Oleo saccharum translates to oil and sugar—and that’s basically all it is. Locked inside citrus peels are essential oils loaded with flavor, and when combined with sugar those oils are released. The resulting miracle goo is a spectacular accompaniment to spirits and juices that dates back to the dawn of cocktails. While it was abundantly featured in cocktail maestro Jerry Thomas’s famous tome, Bartenders Guide, the citrusy ooze was more recently revived by cocktail historian David Wondrich in his now legendary book, Punch. Today, it is a staple for any respectable cocktalian.
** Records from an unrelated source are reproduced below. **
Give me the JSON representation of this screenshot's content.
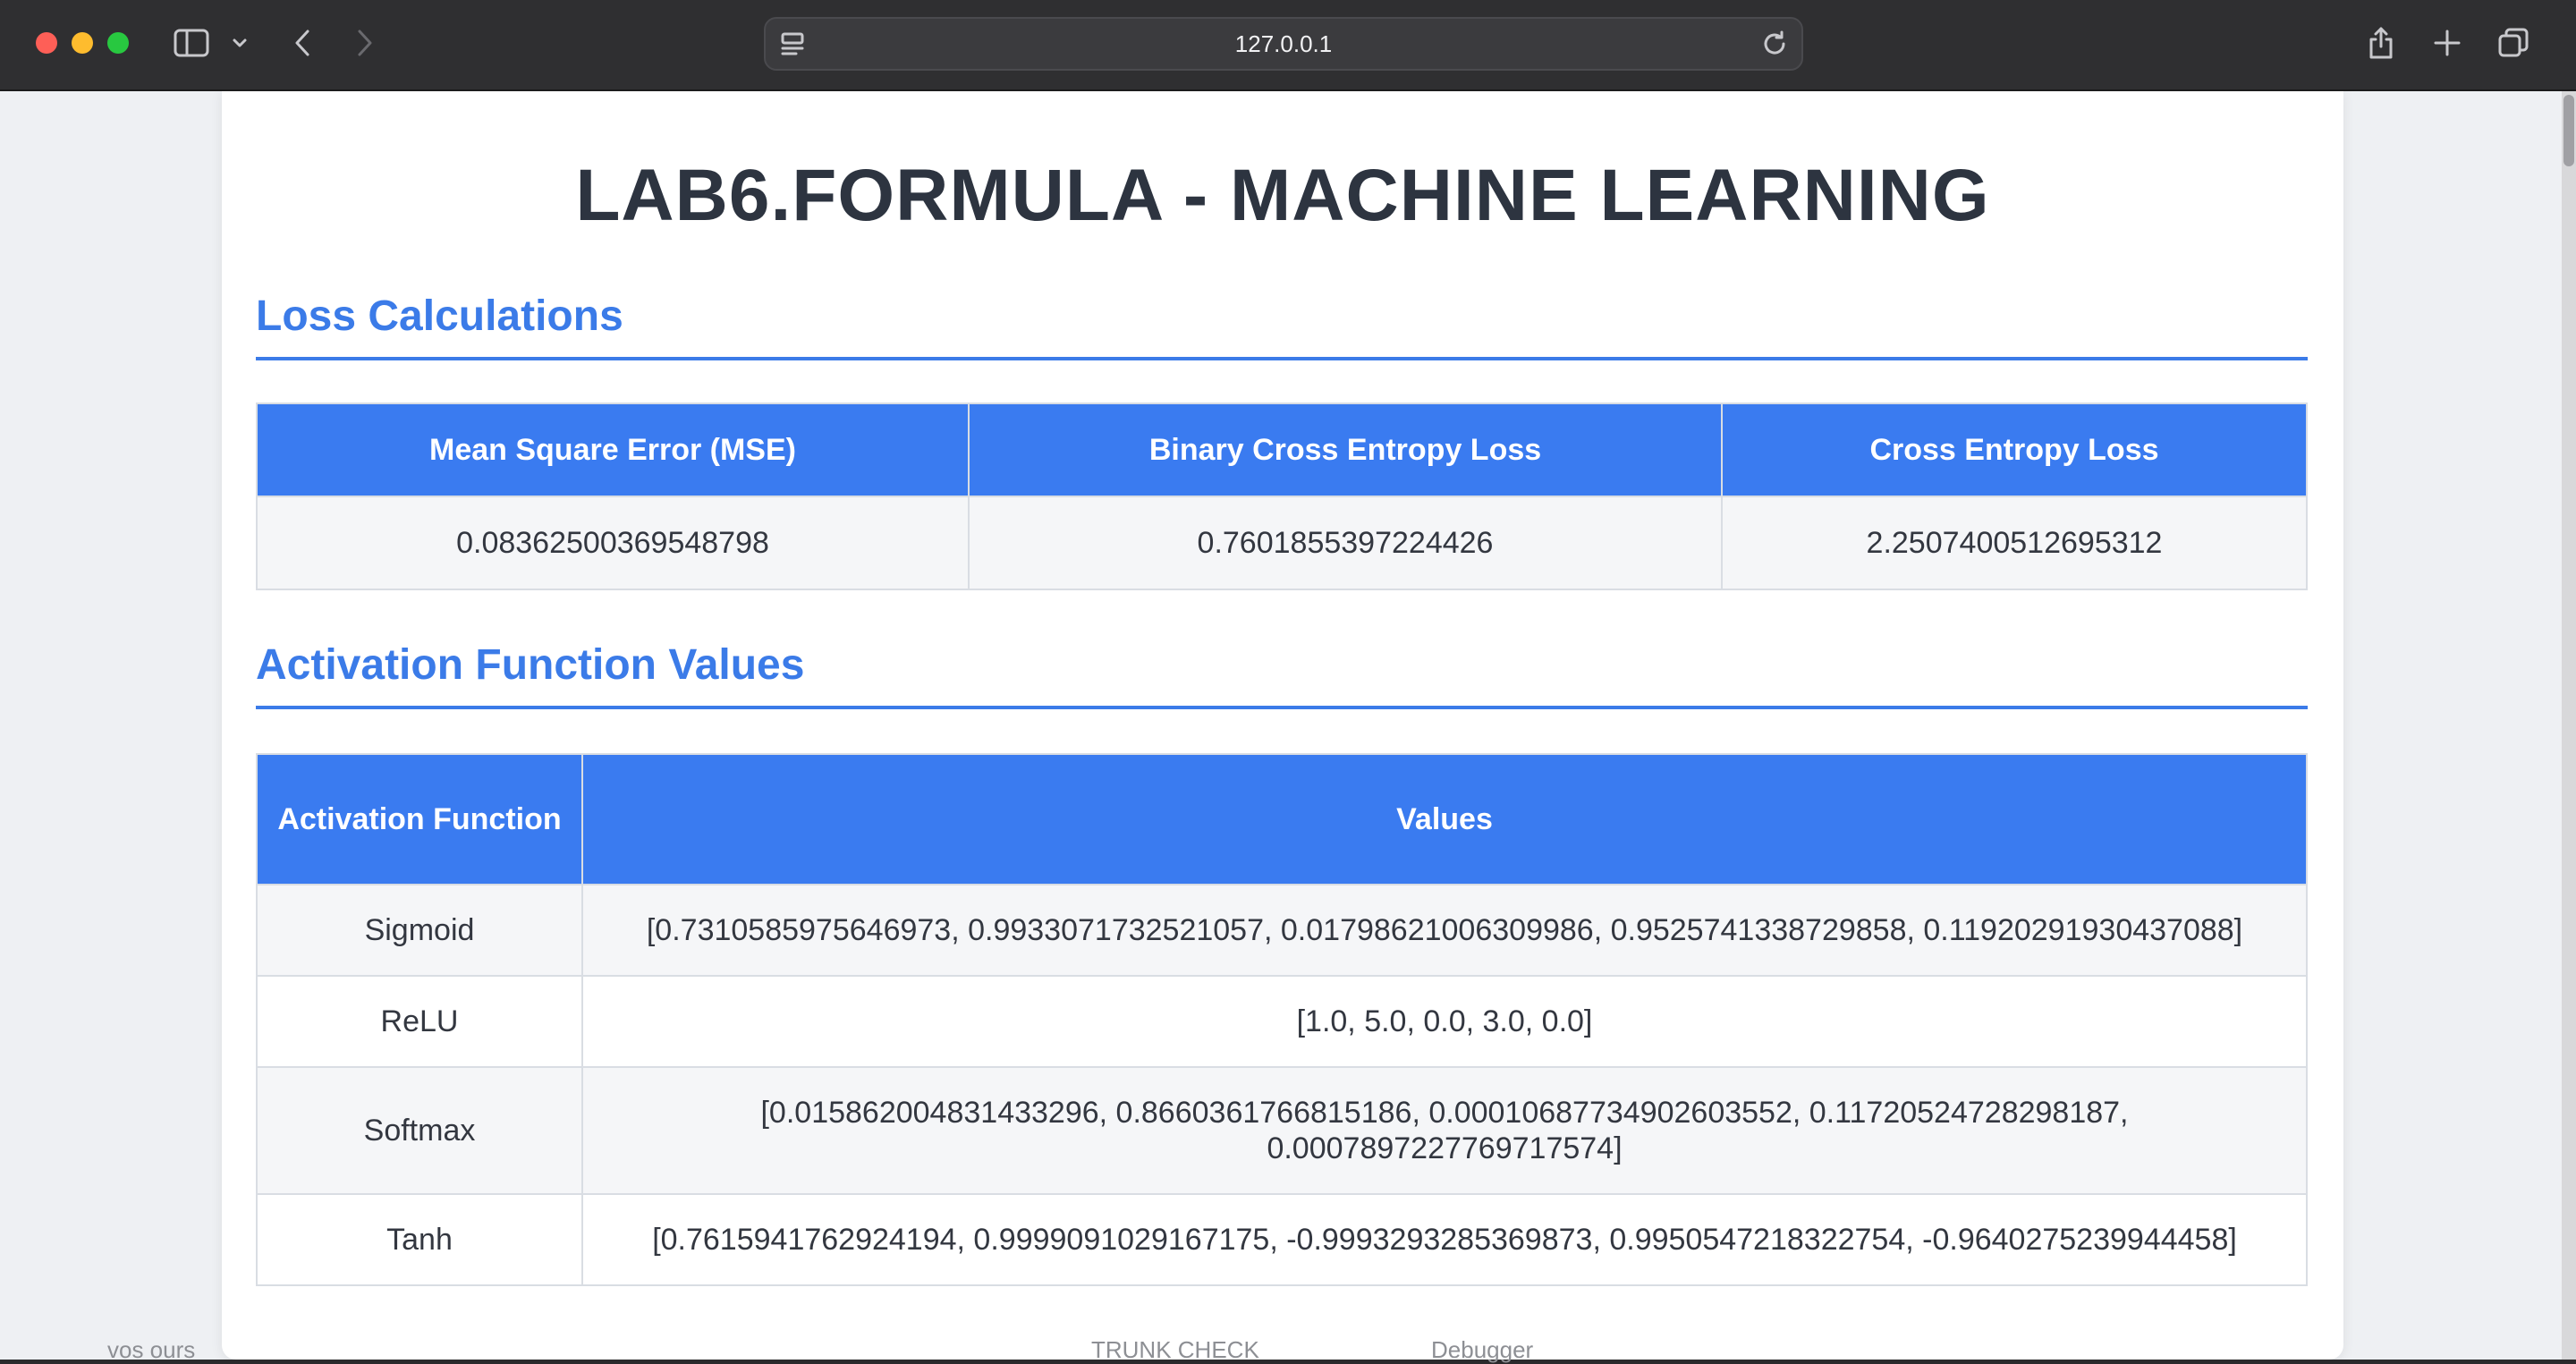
{
  "browser": {
    "url": "127.0.0.1"
  },
  "background_hint": {
    "left_text": "vos ours",
    "middle_text": "TRUNK CHECK",
    "right_text": "Debugger"
  },
  "page": {
    "title": "LAB6.FORMULA - MACHINE LEARNING"
  },
  "loss_section": {
    "heading": "Loss Calculations",
    "headers": [
      "Mean Square Error (MSE)",
      "Binary Cross Entropy Loss",
      "Cross Entropy Loss"
    ],
    "values": [
      "0.08362500369548798",
      "0.7601855397224426",
      "2.2507400512695312"
    ]
  },
  "activation_section": {
    "heading": "Activation Function Values",
    "header_function": "Activation Function",
    "header_values": "Values",
    "rows": [
      {
        "name": "Sigmoid",
        "values": "[0.7310585975646973, 0.9933071732521057, 0.01798621006309986, 0.9525741338729858, 0.11920291930437088]"
      },
      {
        "name": "ReLU",
        "values": "[1.0, 5.0, 0.0, 3.0, 0.0]"
      },
      {
        "name": "Softmax",
        "values": "[0.015862004831433296, 0.8660361766815186, 0.00010687734902603552, 0.11720524728298187, 0.0007897227769717574]"
      },
      {
        "name": "Tanh",
        "values": "[0.7615941762924194, 0.9999091029167175, -0.9993293285369873, 0.9950547218322754, -0.9640275239944458]"
      }
    ]
  }
}
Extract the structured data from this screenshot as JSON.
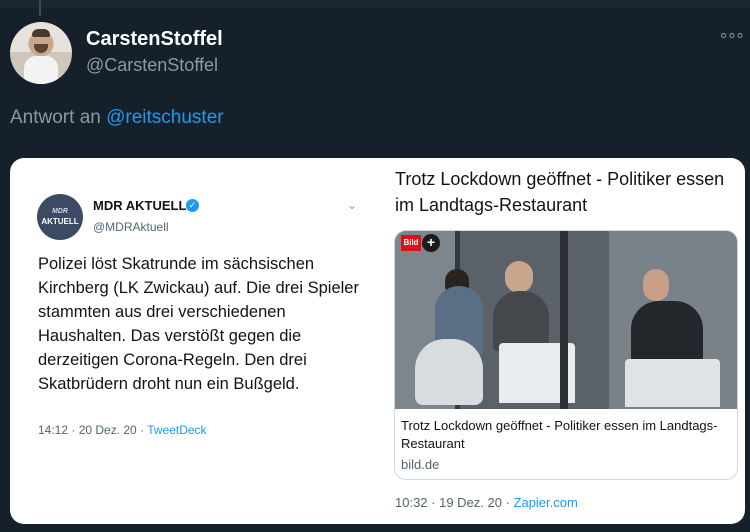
{
  "tweet": {
    "display_name": "CarstenStoffel",
    "handle": "@CarstenStoffel",
    "more_label": "°°°",
    "reply_prefix": "Antwort an ",
    "reply_mention": "@reitschuster"
  },
  "embedded": {
    "avatar_brand": "MDR",
    "avatar_label": "AKTUELL",
    "name": "MDR AKTUELL",
    "handle": "@MDRAktuell",
    "text": "Polizei löst Skatrunde im sächsischen Kirchberg (LK Zwickau) auf. Die drei Spieler stammten aus drei verschiedenen Haushalten. Das verstößt gegen die derzeitigen Corona-Regeln. Den drei Skatbrüdern droht nun ein Bußgeld.",
    "timestamp": "14:12 · 20 Dez. 20 · ",
    "source": "TweetDeck"
  },
  "right_panel": {
    "title": "Trotz Lockdown geöffnet - Politiker essen im Landtags-Restaurant",
    "bild_logo": "Bild",
    "link_text": "Trotz Lockdown geöffnet - Politiker essen im Landtags-Restaurant",
    "link_domain": "bild.de",
    "timestamp": "10:32 · 19 Dez. 20 · ",
    "source": "Zapier.com"
  },
  "colors": {
    "background": "#15202b",
    "accent": "#1d9bf0",
    "muted": "#8b98a5"
  }
}
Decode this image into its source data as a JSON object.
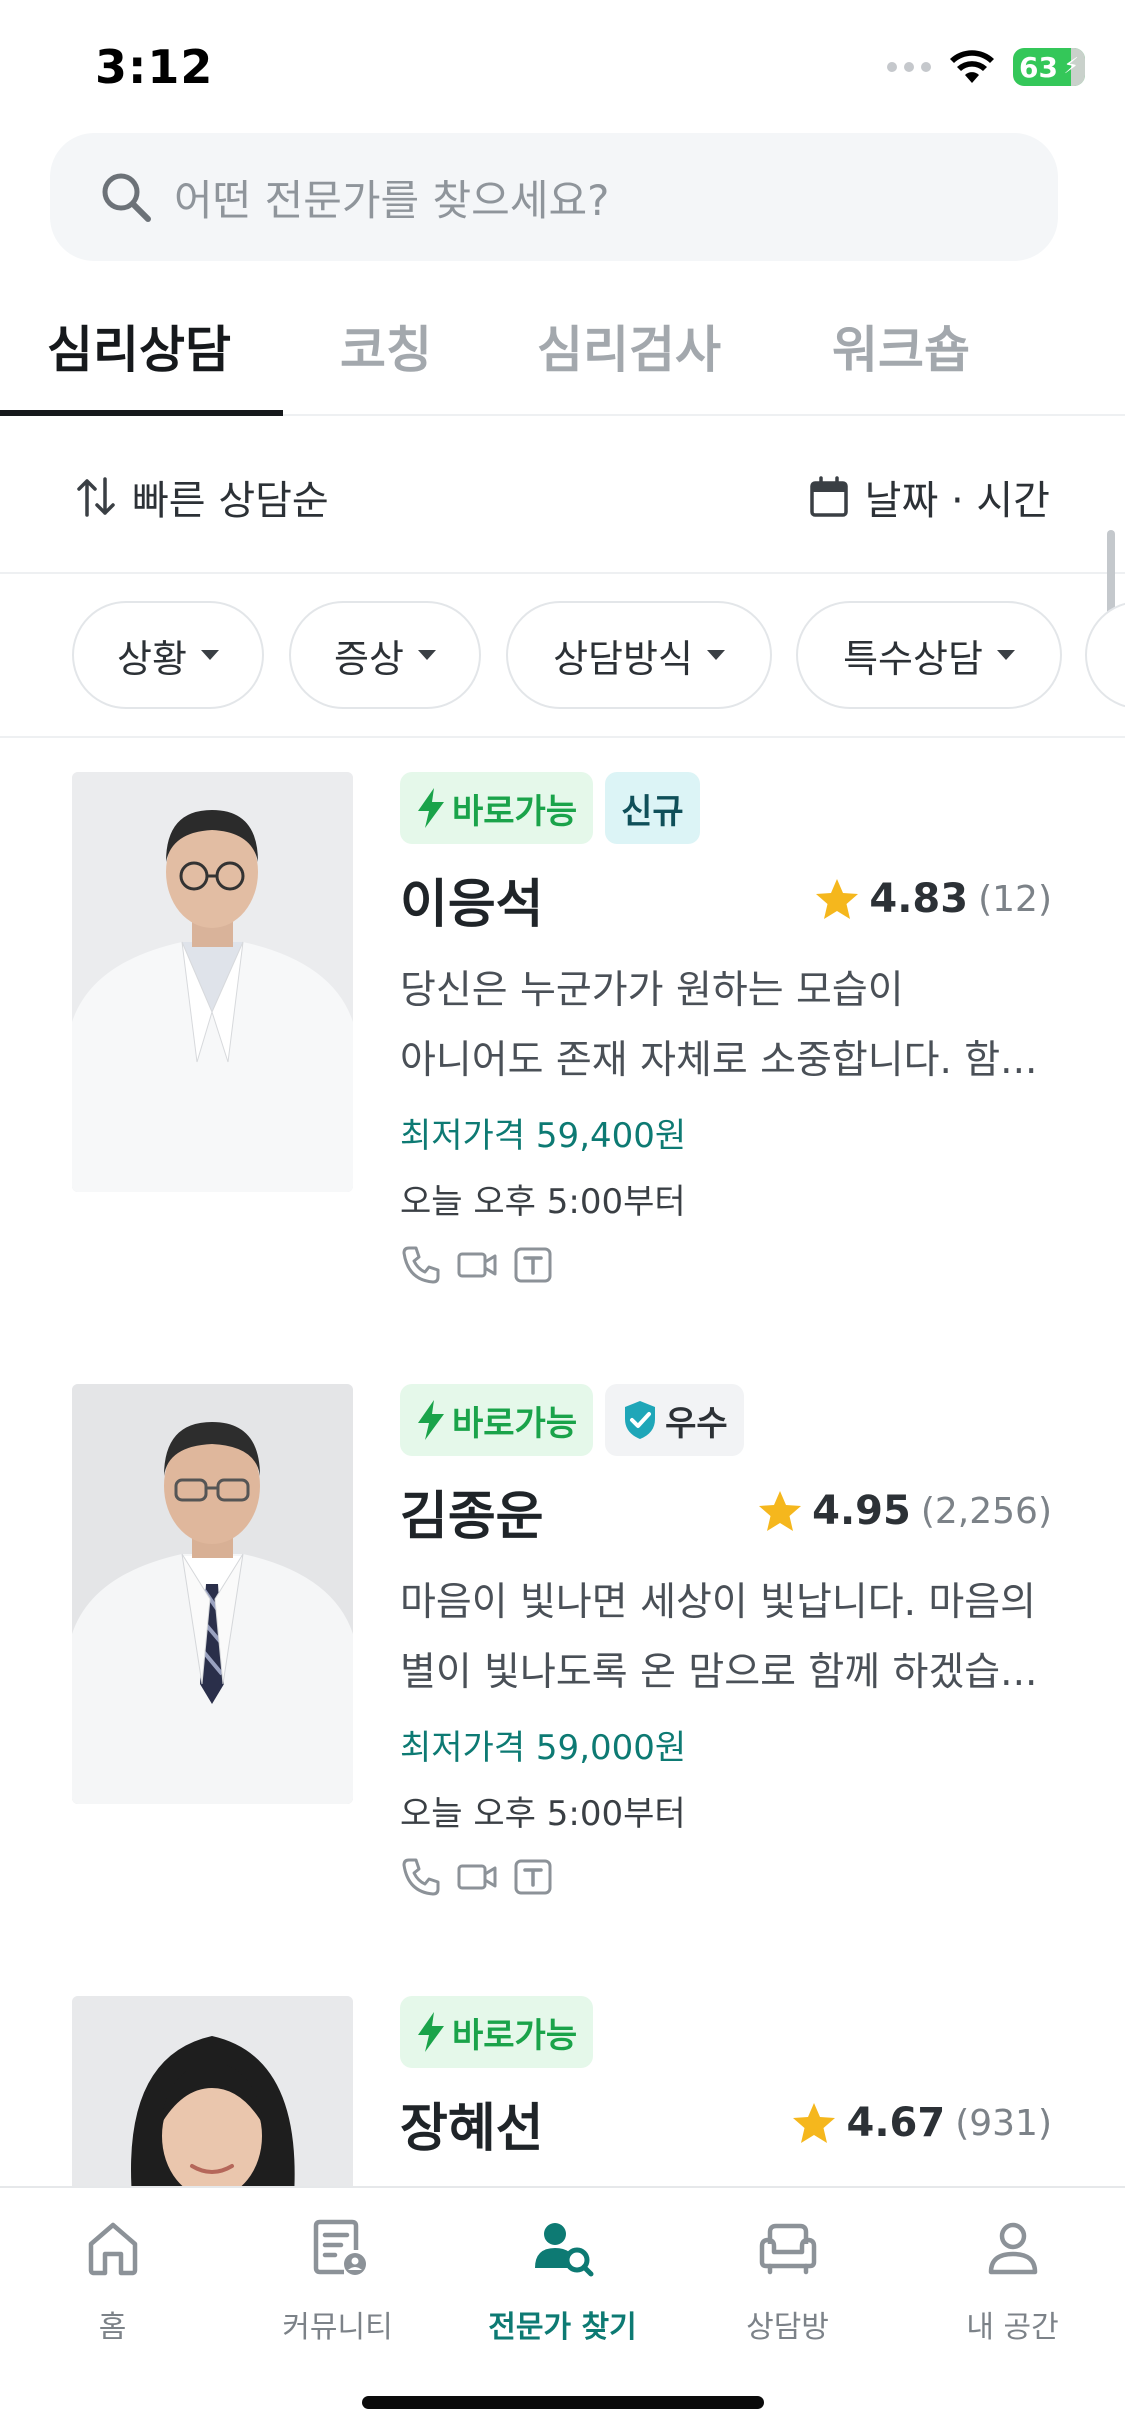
{
  "status_bar": {
    "time": "3:12",
    "battery": "63"
  },
  "search": {
    "placeholder": "어떤 전문가를 찾으세요?"
  },
  "tabs": [
    {
      "label": "심리상담",
      "active": true
    },
    {
      "label": "코칭",
      "active": false
    },
    {
      "label": "심리검사",
      "active": false
    },
    {
      "label": "워크숍",
      "active": false
    }
  ],
  "sort": {
    "order_label": "빠른 상담순",
    "date_label": "날짜 · 시간"
  },
  "filters": [
    {
      "label": "상황"
    },
    {
      "label": "증상"
    },
    {
      "label": "상담방식"
    },
    {
      "label": "특수상담"
    }
  ],
  "counselors": [
    {
      "badges": [
        "바로가능",
        "신규"
      ],
      "name": "이응석",
      "rating": "4.83",
      "review_count": "(12)",
      "desc_line1": "당신은 누군가가 원하는 모습이",
      "desc_line2": "아니어도 존재 자체로 소중합니다. 함...",
      "price": "최저가격 59,400원",
      "availability": "오늘 오후 5:00부터"
    },
    {
      "badges": [
        "바로가능",
        "우수"
      ],
      "name": "김종운",
      "rating": "4.95",
      "review_count": "(2,256)",
      "desc_line1": "마음이 빛나면 세상이 빛납니다. 마음의",
      "desc_line2": "별이 빛나도록 온 맘으로 함께 하겠습...",
      "price": "최저가격 59,000원",
      "availability": "오늘 오후 5:00부터"
    },
    {
      "badges": [
        "바로가능"
      ],
      "name": "장혜선",
      "rating": "4.67",
      "review_count": "(931)"
    }
  ],
  "bottom_nav": [
    {
      "label": "홈",
      "icon": "home-icon"
    },
    {
      "label": "커뮤니티",
      "icon": "community-icon"
    },
    {
      "label": "전문가 찾기",
      "icon": "find-expert-icon",
      "active": true
    },
    {
      "label": "상담방",
      "icon": "sofa-icon"
    },
    {
      "label": "내 공간",
      "icon": "person-icon"
    }
  ],
  "colors": {
    "accent": "#0d7a73",
    "now_green": "#1aa34a",
    "star": "#f5b71d"
  }
}
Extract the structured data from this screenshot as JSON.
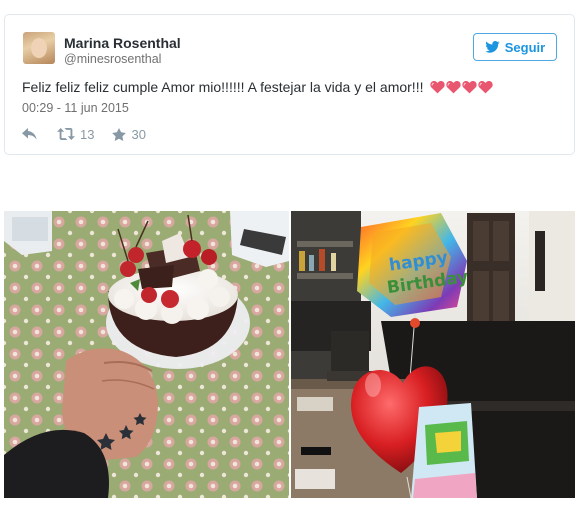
{
  "tweet": {
    "author_name": "Marina Rosenthal",
    "author_handle": "@minesrosenthal",
    "follow_label": "Seguir",
    "text": "Feliz feliz feliz cumple Amor mio!!!!!! A festejar la vida y el amor!!!",
    "emoji": [
      "pink-heart",
      "pink-heart",
      "pink-heart",
      "pink-heart"
    ],
    "timestamp": "00:29 - 11 jun 2015",
    "retweets": "13",
    "likes": "30"
  },
  "balloon_text": {
    "line1": "happy",
    "line2": "Birthday"
  },
  "colors": {
    "accent": "#1b95e0",
    "muted": "#8899a6",
    "heart": "#e8566f"
  }
}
Oleo saccharum is to punch what stock is to soup—a backbone of flavor. It contributes an essential citrus sensation and mouthfeel that cannot be duplicated with juice—no matter how fresh—or liqueurs. In Punch, Wondrich waxes that the “oil adds a fragrance and a depth that marks the difference between a good punch and a great one." Next time you make punch, make it a great one. Here’s how to make your own oleo saccharum.